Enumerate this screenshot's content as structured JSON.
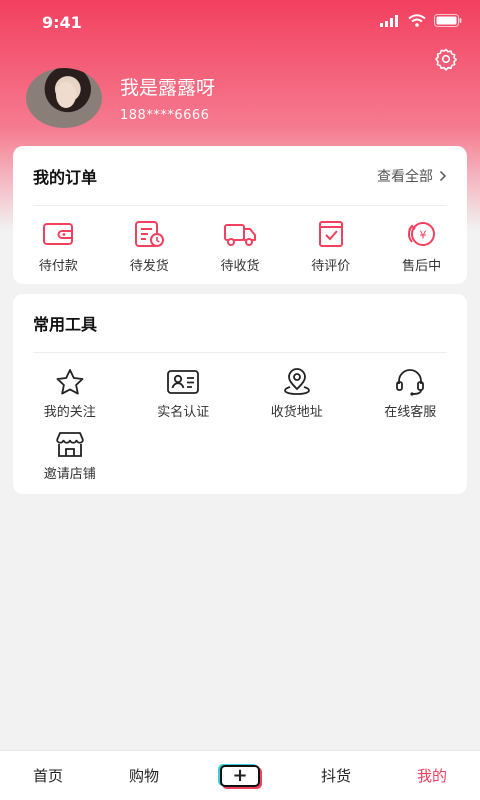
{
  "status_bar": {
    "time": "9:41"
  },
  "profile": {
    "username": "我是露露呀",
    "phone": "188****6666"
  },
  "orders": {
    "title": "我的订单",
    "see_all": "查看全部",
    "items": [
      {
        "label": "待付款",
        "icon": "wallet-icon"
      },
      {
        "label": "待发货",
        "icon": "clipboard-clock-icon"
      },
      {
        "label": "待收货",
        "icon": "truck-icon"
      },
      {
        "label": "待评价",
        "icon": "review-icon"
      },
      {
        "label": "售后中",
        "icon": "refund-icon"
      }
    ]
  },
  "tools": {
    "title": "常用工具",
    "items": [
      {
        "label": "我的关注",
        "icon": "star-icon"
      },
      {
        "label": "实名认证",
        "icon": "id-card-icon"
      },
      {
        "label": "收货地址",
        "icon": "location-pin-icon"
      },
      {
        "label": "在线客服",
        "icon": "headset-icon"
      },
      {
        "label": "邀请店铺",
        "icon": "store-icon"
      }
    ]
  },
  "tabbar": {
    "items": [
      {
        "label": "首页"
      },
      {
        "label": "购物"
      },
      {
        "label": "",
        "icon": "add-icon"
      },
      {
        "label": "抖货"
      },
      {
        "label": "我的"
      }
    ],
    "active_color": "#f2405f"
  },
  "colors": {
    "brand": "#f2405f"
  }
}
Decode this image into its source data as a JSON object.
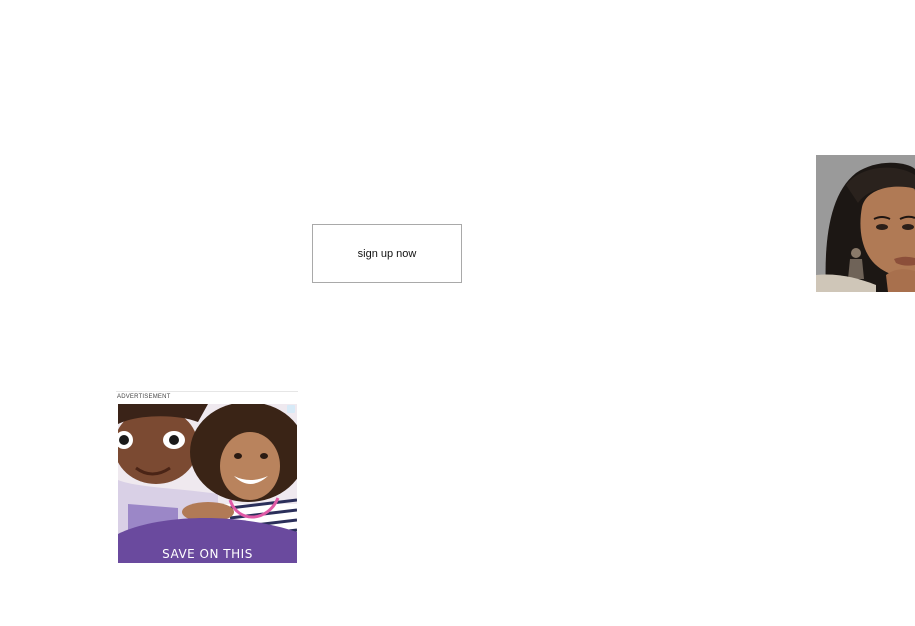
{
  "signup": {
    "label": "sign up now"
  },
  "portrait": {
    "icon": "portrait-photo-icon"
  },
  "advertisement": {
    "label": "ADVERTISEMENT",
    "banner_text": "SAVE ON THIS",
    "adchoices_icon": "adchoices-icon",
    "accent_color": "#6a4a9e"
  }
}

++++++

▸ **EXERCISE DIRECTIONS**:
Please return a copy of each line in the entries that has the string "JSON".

▸ **WRITTEN RESPONSE**:
Enumerate this screenshot's content as structured JSON.
Decode this image into its source data as a JSON object.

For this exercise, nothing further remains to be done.